Wolff though played down the idea that the team’s step forward in form, and the fact they were suddenly back in front-running contention heading towards 2025, had led to any dramatic change in their driver deliberations.

“In a way we need to stay calm, continue the season, continue to focus on the car and then look at whether the options are still the same,” he said.

“But it’s not like it’s changing everything upside down.”

Although the chances of an audacious move to lure Max Verstappen from Red Bull, where the world champion has a contract until the end of 2028, appears to have subsided for next year at least, Wolff could not resist a quip after a Silverstone race in which the Dutchman finished a close second to Hamilton.

“I don’t know, he had lots of opportunity to look at the car in the race!” joked Wolff.

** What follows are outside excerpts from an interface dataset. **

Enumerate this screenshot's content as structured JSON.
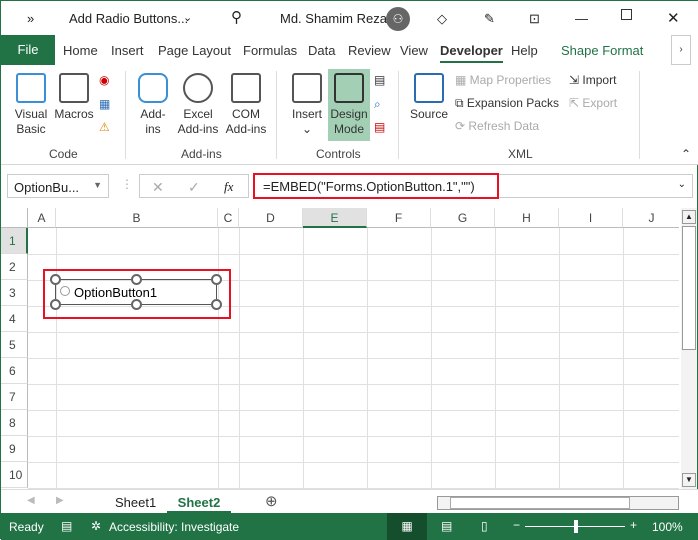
{
  "titlebar": {
    "quick_access": "»",
    "doc_title": "Add Radio Buttons...",
    "user": "Md. Shamim Reza"
  },
  "tabs": [
    "File",
    "Home",
    "Insert",
    "Page Layout",
    "Formulas",
    "Data",
    "Review",
    "View",
    "Developer",
    "Help",
    "Shape Format"
  ],
  "ribbon": {
    "code": {
      "label": "Code",
      "visual_basic": "Visual Basic",
      "macros": "Macros"
    },
    "addins": {
      "label": "Add-ins",
      "addins": "Add-ins",
      "excel_addins": "Excel Add-ins",
      "com_addins": "COM Add-ins"
    },
    "controls": {
      "label": "Controls",
      "insert": "Insert",
      "design_mode": "Design Mode"
    },
    "xml": {
      "label": "XML",
      "source": "Source",
      "map_properties": "Map Properties",
      "expansion_packs": "Expansion Packs",
      "refresh_data": "Refresh Data",
      "import": "Import",
      "export": "Export"
    }
  },
  "formula_bar": {
    "name_box": "OptionBu...",
    "fx": "fx",
    "formula": "=EMBED(\"Forms.OptionButton.1\",\"\")"
  },
  "columns": [
    "A",
    "B",
    "C",
    "D",
    "E",
    "F",
    "G",
    "H",
    "I",
    "J"
  ],
  "rows": [
    "1",
    "2",
    "3",
    "4",
    "5",
    "6",
    "7",
    "8",
    "9",
    "10"
  ],
  "control": {
    "label": "OptionButton1"
  },
  "sheets": [
    "Sheet1",
    "Sheet2"
  ],
  "status": {
    "ready": "Ready",
    "accessibility": "Accessibility: Investigate",
    "zoom": "100%"
  },
  "colors": {
    "accent": "#217346",
    "highlight": "#e81123"
  }
}
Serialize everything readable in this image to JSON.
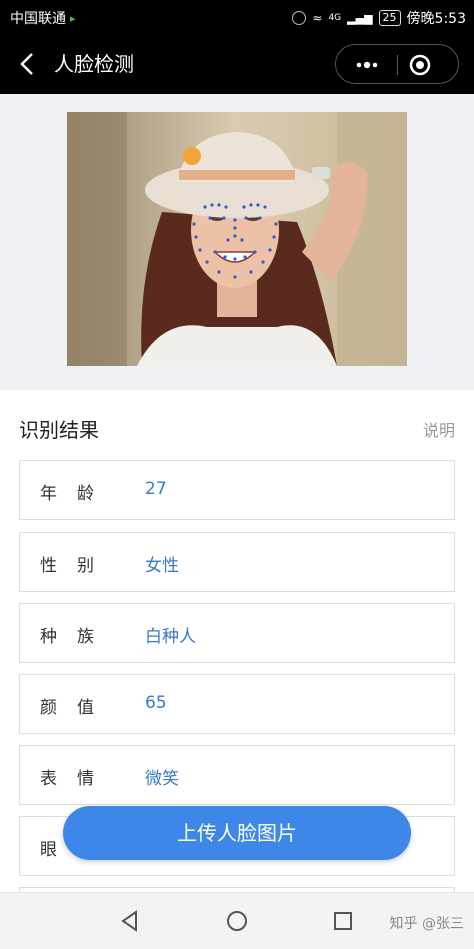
{
  "status_bar": {
    "carrier": "中国联通",
    "battery": "25",
    "time": "傍晚5:53",
    "network": "4G"
  },
  "nav": {
    "title": "人脸检测"
  },
  "results": {
    "title": "识别结果",
    "help": "说明",
    "rows": [
      {
        "label": "年龄",
        "value": "27"
      },
      {
        "label": "性别",
        "value": "女性"
      },
      {
        "label": "种族",
        "value": "白种人"
      },
      {
        "label": "颜值",
        "value": "65"
      },
      {
        "label": "表情",
        "value": "微笑"
      },
      {
        "label": "眼",
        "value": ""
      }
    ]
  },
  "upload_button": "上传人脸图片",
  "watermark": "知乎 @张三",
  "colors": {
    "accent": "#3c87e8",
    "value_text": "#3a79c8",
    "bar": "#000000"
  }
}
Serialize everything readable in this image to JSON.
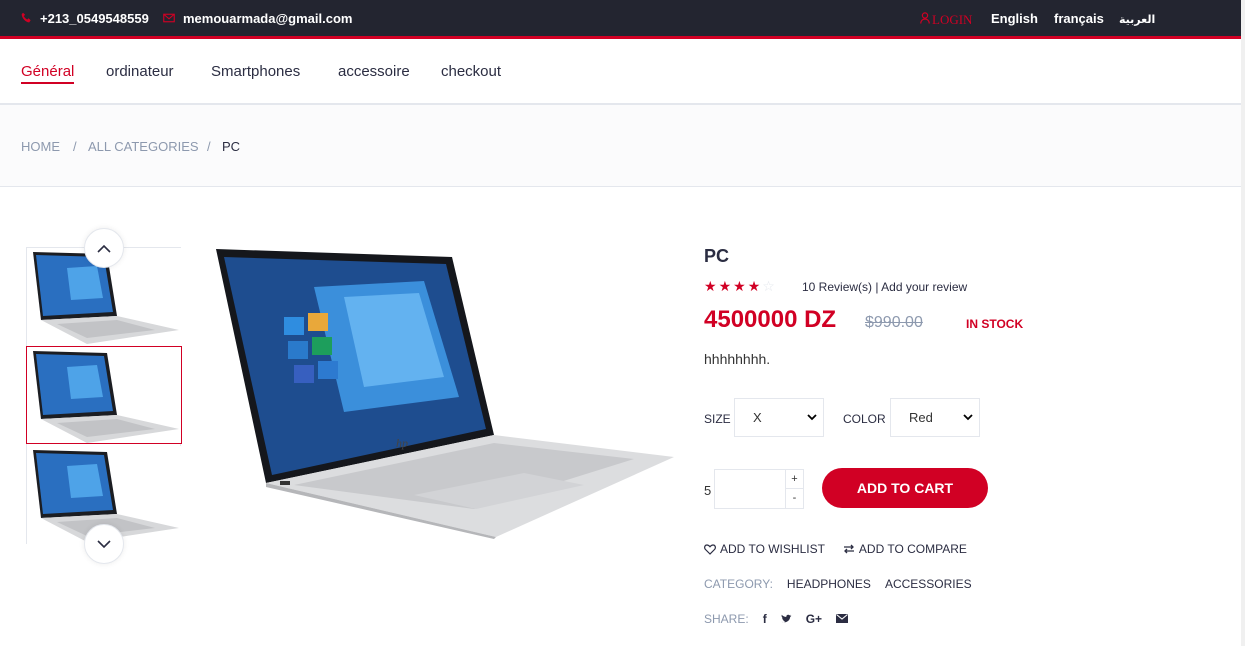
{
  "topbar": {
    "phone": "+213_0549548559",
    "email": "memouarmada@gmail.com",
    "login": "LOGIN",
    "languages": [
      "English",
      "français",
      "العربية"
    ]
  },
  "nav": {
    "items": [
      "Général",
      "ordinateur",
      "Smartphones",
      "accessoire",
      "checkout"
    ],
    "active": "Général"
  },
  "breadcrumb": {
    "items": [
      "HOME",
      "ALL CATEGORIES",
      "PC"
    ],
    "separator": "/"
  },
  "product": {
    "title": "PC",
    "rating": 4,
    "rating_max": 5,
    "reviews_text": "10 Review(s) | Add your review",
    "price": "4500000 DZ",
    "old_price": "$990.00",
    "stock": "IN STOCK",
    "description": "hhhhhhhh.",
    "size_label": "SIZE",
    "size_value": "X",
    "color_label": "COLOR",
    "color_value": "Red",
    "qty_label": "5",
    "qty_value": "",
    "add_to_cart": "ADD TO CART",
    "wishlist": "ADD TO WISHLIST",
    "compare": "ADD TO COMPARE",
    "category_label": "CATEGORY:",
    "categories": [
      "HEADPHONES",
      "ACCESSORIES"
    ],
    "share_label": "SHARE:",
    "share_icons": [
      "facebook-icon",
      "twitter-icon",
      "google-plus-icon",
      "envelope-icon"
    ]
  },
  "colors": {
    "accent": "#d10024",
    "topbar_bg": "#232530",
    "text_dark": "#2b2d42",
    "text_muted": "#8d99ae"
  }
}
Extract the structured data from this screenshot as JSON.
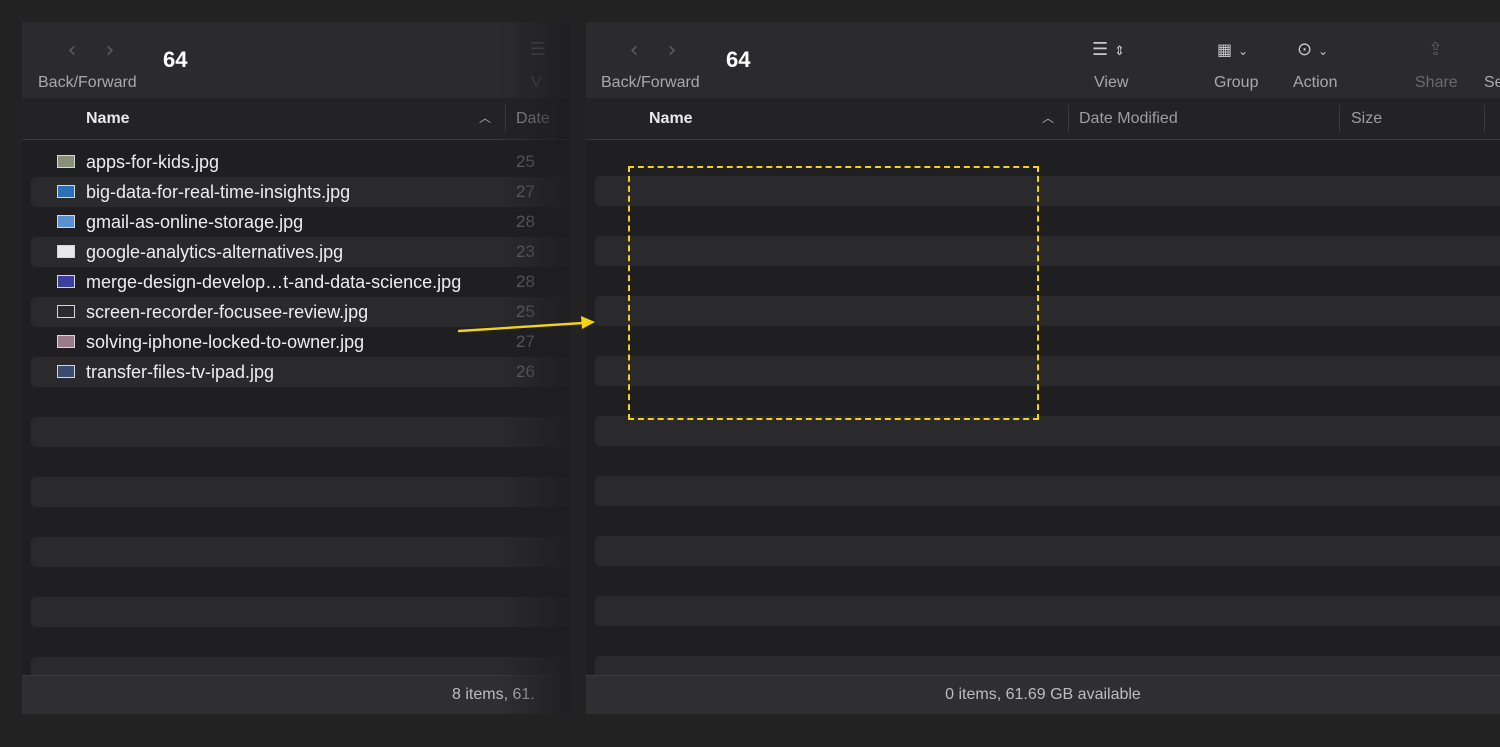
{
  "left_window": {
    "title": "64",
    "nav_label": "Back/Forward",
    "partial_toolbar_label": "V",
    "columns": {
      "name": "Name",
      "date_partial": "Date"
    },
    "files": [
      {
        "name": "apps-for-kids.jpg",
        "date_partial": "25",
        "thumb_color": "#8a8f7a"
      },
      {
        "name": "big-data-for-real-time-insights.jpg",
        "date_partial": "27",
        "thumb_color": "#2d6fb5"
      },
      {
        "name": "gmail-as-online-storage.jpg",
        "date_partial": "28",
        "thumb_color": "#5a8fd0"
      },
      {
        "name": "google-analytics-alternatives.jpg",
        "date_partial": "23",
        "thumb_color": "#e8e8e8"
      },
      {
        "name": "merge-design-develop…t-and-data-science.jpg",
        "date_partial": "28",
        "thumb_color": "#3b3f9e"
      },
      {
        "name": "screen-recorder-focusee-review.jpg",
        "date_partial": "25",
        "thumb_color": "#2b2b2b"
      },
      {
        "name": "solving-iphone-locked-to-owner.jpg",
        "date_partial": "27",
        "thumb_color": "#9b7b86"
      },
      {
        "name": "transfer-files-tv-ipad.jpg",
        "date_partial": "26",
        "thumb_color": "#3a4a70"
      }
    ],
    "status": "8 items, 61."
  },
  "right_window": {
    "title": "64",
    "nav_label": "Back/Forward",
    "toolbar": {
      "view_label": "View",
      "group_label": "Group",
      "action_label": "Action",
      "share_label": "Share",
      "search_label_partial": "Se"
    },
    "columns": {
      "name": "Name",
      "date_modified": "Date Modified",
      "size": "Size"
    },
    "status": "0 items, 61.69 GB available"
  },
  "icons": {
    "back": "chevron-left-icon",
    "forward": "chevron-right-icon",
    "view": "list-view-icon",
    "group": "group-grid-icon",
    "action": "ellipsis-circle-icon",
    "share": "share-icon",
    "sort": "sort-ascending-icon"
  },
  "colors": {
    "highlight": "#f3d21a",
    "window_bg": "#1f1f21"
  }
}
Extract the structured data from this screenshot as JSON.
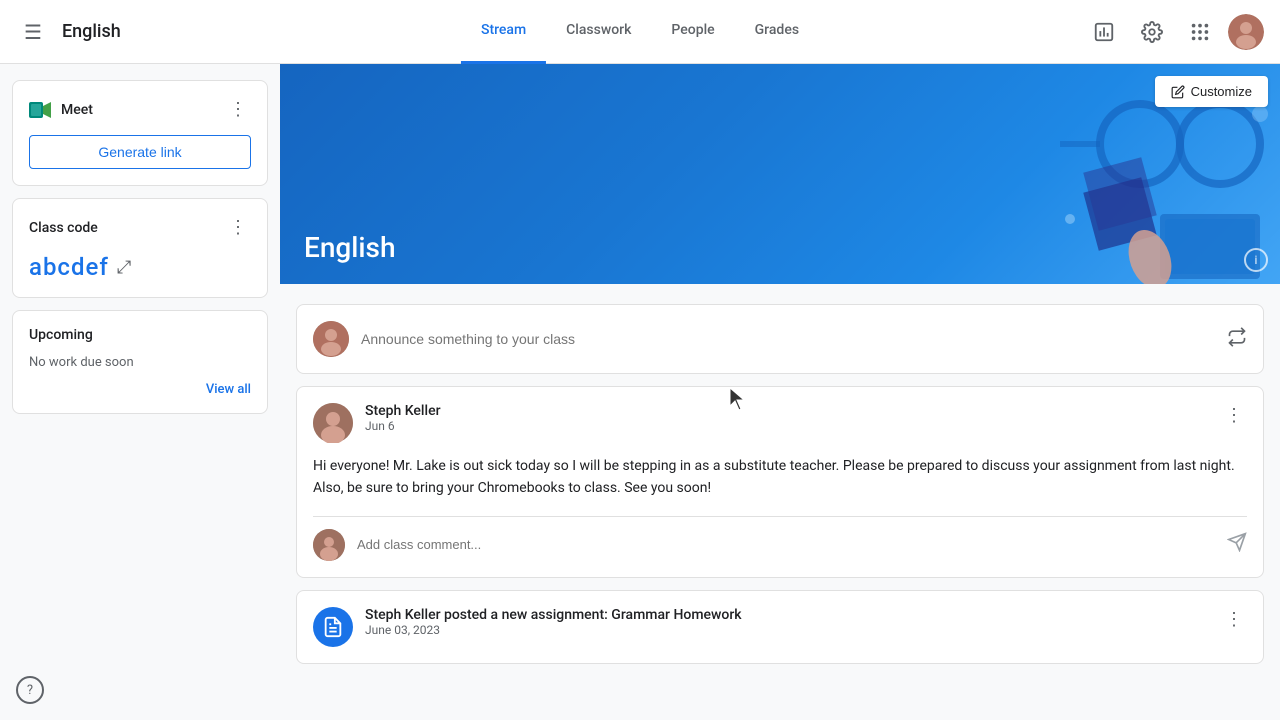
{
  "nav": {
    "hamburger_label": "☰",
    "class_title": "English",
    "tabs": [
      {
        "id": "stream",
        "label": "Stream",
        "active": true
      },
      {
        "id": "classwork",
        "label": "Classwork",
        "active": false
      },
      {
        "id": "people",
        "label": "People",
        "active": false
      },
      {
        "id": "grades",
        "label": "Grades",
        "active": false
      }
    ],
    "icons": {
      "chart": "⊞",
      "settings": "⚙",
      "apps": "⠿"
    }
  },
  "banner": {
    "class_name": "English",
    "customize_label": "Customize",
    "info_label": "i"
  },
  "sidebar": {
    "meet": {
      "title": "Meet",
      "generate_link_label": "Generate link"
    },
    "class_code": {
      "title": "Class code",
      "value": "abcdef"
    },
    "upcoming": {
      "title": "Upcoming",
      "empty_message": "No work due soon",
      "view_all_label": "View all"
    }
  },
  "stream": {
    "announce_placeholder": "Announce something to your class",
    "posts": [
      {
        "id": "post1",
        "author": "Steph Keller",
        "date": "Jun 6",
        "body": "Hi everyone! Mr. Lake is out sick today so I will be stepping in as a substitute teacher. Please be prepared to discuss your assignment from last night. Also, be sure to bring your Chromebooks to class. See you soon!",
        "comment_placeholder": "Add class comment..."
      }
    ],
    "assignments": [
      {
        "id": "assign1",
        "author_text": "Steph Keller posted a new assignment: Grammar Homework",
        "date": "June 03, 2023"
      }
    ]
  },
  "help": {
    "label": "?"
  }
}
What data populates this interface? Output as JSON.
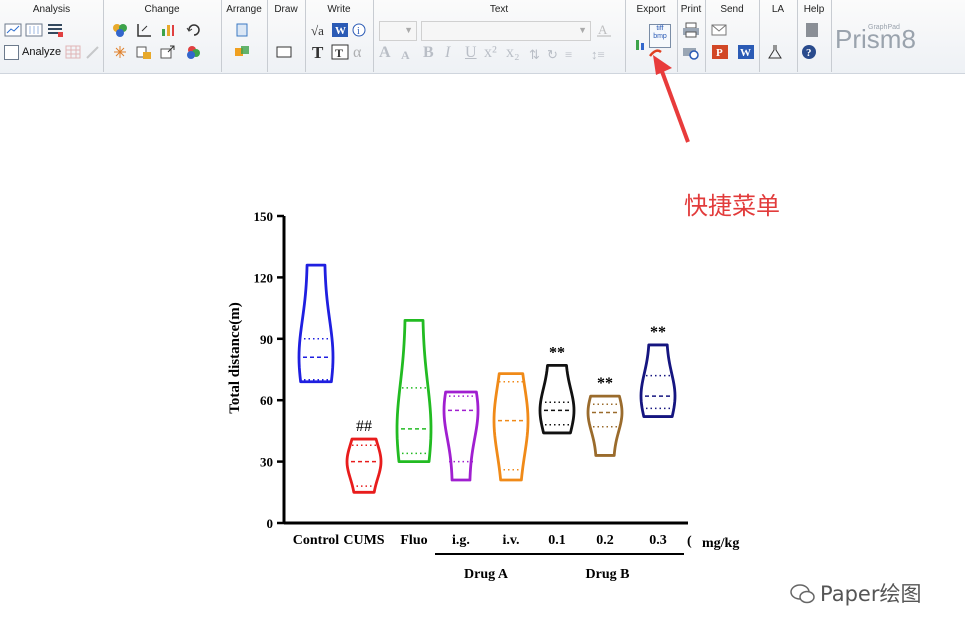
{
  "ribbon": {
    "groups": {
      "analysis": "Analysis",
      "change": "Change",
      "arrange": "Arrange",
      "draw": "Draw",
      "write": "Write",
      "text": "Text",
      "export": "Export",
      "print": "Print",
      "send": "Send",
      "la": "LA",
      "help": "Help"
    },
    "analyze_label": "Analyze",
    "export_icon_text": [
      "tiff",
      "bmp"
    ],
    "brand": "Prism",
    "brand_version": "8",
    "brand_small": "GraphPad"
  },
  "annotation": {
    "text": "快捷菜单",
    "color": "#e23b3b"
  },
  "watermark": {
    "text": "Paper绘图"
  },
  "chart_data": {
    "type": "violin",
    "ylabel": "Total distance(m)",
    "ylim": [
      0,
      150
    ],
    "yticks": [
      0,
      30,
      60,
      90,
      120,
      150
    ],
    "categories": [
      "Control",
      "CUMS",
      "Fluo",
      "i.g.",
      "i.v.",
      "0.1",
      "0.2",
      "0.3"
    ],
    "unit_label": "mg/kg",
    "unit_paren": "(",
    "groups": [
      {
        "name": "Drug A",
        "from": 3,
        "to": 4
      },
      {
        "name": "Drug B",
        "from": 5,
        "to": 7
      }
    ],
    "series": [
      {
        "name": "Control",
        "color": "#1f1fe0",
        "min": 69,
        "max": 126,
        "median": 81,
        "q1": 70,
        "q3": 90,
        "annotation": ""
      },
      {
        "name": "CUMS",
        "color": "#e81c1c",
        "min": 15,
        "max": 41,
        "median": 30,
        "q1": 18,
        "q3": 38,
        "annotation": "##"
      },
      {
        "name": "Fluo",
        "color": "#22bb22",
        "min": 30,
        "max": 99,
        "median": 46,
        "q1": 34,
        "q3": 66,
        "annotation": ""
      },
      {
        "name": "i.g.",
        "color": "#a01fd0",
        "min": 21,
        "max": 64,
        "median": 55,
        "q1": 30,
        "q3": 62,
        "annotation": ""
      },
      {
        "name": "i.v.",
        "color": "#f08a18",
        "min": 21,
        "max": 73,
        "median": 50,
        "q1": 26,
        "q3": 69,
        "annotation": ""
      },
      {
        "name": "0.1",
        "color": "#111111",
        "min": 44,
        "max": 77,
        "median": 55,
        "q1": 48,
        "q3": 59,
        "annotation": "**"
      },
      {
        "name": "0.2",
        "color": "#9a6b2c",
        "min": 33,
        "max": 62,
        "median": 54,
        "q1": 47,
        "q3": 58,
        "annotation": "**"
      },
      {
        "name": "0.3",
        "color": "#151580",
        "min": 52,
        "max": 87,
        "median": 62,
        "q1": 56,
        "q3": 72,
        "annotation": "**"
      }
    ]
  }
}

Next up for F1 is the Hungarian Grand Prix from Budapest on July 19-21. You can watch every session live on Sky Sports F1. Stream every F1 race and more with a NOW Sports Month Membership – No contract, cancel anytime